19. Agglomerative Complete-Link (Clique) • Complete-link (clique): all of the points in a cluster must be within the threshold distance • In the threshold distance matrix, a clique is a complete graph • Algorithms based on finding maximal cliques (once a point is chosen, pick the largest clique it is part of) • not an easy problem Data Clustering

20. Complete Link – Clique Search 9 5 3 4 1 2 Look for all maximal cliques: {1,3,9} {1,2,9} ?? 6 7 8 Data Clustering

21. E8 E4 E5 E1 E9 E3 E6 E7 E2 Hierarchical Clustering • Based on some • method of representing hierarchy of data points • One idea: hierarchical dendogram (connects points based on similarity) Data Clustering

22. Hierarchical Agglomerative • Compute distance matrix • Put each data point in its own cluster • Find most similar pair of clusters • merge pairs of clusters (show merger in dendogram) • update proximity matrix • repeat until all patterns in one cluster Data Clustering

23. Partitional Methods • Divide data points into a number of clusters • Difficult questions • how many clusters? • how to divide the points? • how to represent cluster? • Representing cluster: often done in terms of centroid for cluster • centroid of cluster minimizes squared distance between the centroid and all points in cluster Data Clustering

24. k-Means Clustering 1. Choose k cluster centers (randomly pick k data points as center, or randomly distribute in space) 2. Assign each pattern to the closest cluster center 3. Recompute the cluster centers using the current cluster memberships (moving centers may change memberships) 4. If a convergence criterion is not met, goto step 2 Convergence criterion: • no reassignment of patterns • minimal change in cluster center Data Clustering

25. k-Means Clustering Data Clustering

26. k-Means Variations • What if too many/not enough clusters? • After some convergence: • any cluster with too large a distance between members is split • any clusters too close together are combined • any cluster not corresponding to any points is moved • thresholds decided empirically Data Clustering

27. An Incremental Clustering Algorithm 1. Assign first data point to a cluster 2. Consider next data point.
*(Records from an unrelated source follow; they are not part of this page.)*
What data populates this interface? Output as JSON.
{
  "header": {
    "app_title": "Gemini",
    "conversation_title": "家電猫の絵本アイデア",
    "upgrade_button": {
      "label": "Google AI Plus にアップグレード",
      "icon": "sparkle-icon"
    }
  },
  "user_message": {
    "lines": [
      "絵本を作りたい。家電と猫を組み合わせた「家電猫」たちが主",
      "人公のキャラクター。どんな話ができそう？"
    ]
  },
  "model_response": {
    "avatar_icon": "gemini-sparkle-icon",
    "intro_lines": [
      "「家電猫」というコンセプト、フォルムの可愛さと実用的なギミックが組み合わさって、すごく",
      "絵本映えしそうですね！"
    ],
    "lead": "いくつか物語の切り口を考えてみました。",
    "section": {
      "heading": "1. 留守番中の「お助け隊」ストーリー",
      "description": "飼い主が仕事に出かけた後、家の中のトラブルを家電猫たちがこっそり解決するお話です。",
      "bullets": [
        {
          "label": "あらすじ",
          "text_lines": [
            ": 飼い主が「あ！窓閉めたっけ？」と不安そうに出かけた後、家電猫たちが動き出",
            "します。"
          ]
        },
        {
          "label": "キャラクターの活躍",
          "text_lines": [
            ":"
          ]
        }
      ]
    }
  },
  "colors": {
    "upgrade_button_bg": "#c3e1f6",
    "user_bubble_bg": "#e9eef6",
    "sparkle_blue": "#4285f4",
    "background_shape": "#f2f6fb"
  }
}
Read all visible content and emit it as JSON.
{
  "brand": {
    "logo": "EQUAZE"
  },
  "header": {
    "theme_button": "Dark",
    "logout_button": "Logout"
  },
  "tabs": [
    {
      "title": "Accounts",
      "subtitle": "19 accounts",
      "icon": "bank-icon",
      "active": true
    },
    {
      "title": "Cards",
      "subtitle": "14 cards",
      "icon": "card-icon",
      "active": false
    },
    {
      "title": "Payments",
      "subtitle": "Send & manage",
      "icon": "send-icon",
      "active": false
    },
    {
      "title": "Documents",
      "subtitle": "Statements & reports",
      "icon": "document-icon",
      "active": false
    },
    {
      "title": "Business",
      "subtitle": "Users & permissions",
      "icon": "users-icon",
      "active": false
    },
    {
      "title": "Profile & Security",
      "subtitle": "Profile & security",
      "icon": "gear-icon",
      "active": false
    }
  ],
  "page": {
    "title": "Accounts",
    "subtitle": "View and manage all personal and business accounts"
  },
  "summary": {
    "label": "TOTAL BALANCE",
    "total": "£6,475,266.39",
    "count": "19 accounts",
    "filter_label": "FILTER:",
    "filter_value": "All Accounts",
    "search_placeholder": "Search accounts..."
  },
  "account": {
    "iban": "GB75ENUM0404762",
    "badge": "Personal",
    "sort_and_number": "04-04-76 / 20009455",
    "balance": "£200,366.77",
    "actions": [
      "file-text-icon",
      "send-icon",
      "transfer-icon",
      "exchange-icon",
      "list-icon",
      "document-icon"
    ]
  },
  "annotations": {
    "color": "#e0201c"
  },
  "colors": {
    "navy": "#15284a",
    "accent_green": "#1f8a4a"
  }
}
Either assign data point to an existing cluster or create a new cluster. Assignment to cluster based on threshold 3. Repeat step 2 until all points are clustered Useful for efficient clustering Data Clustering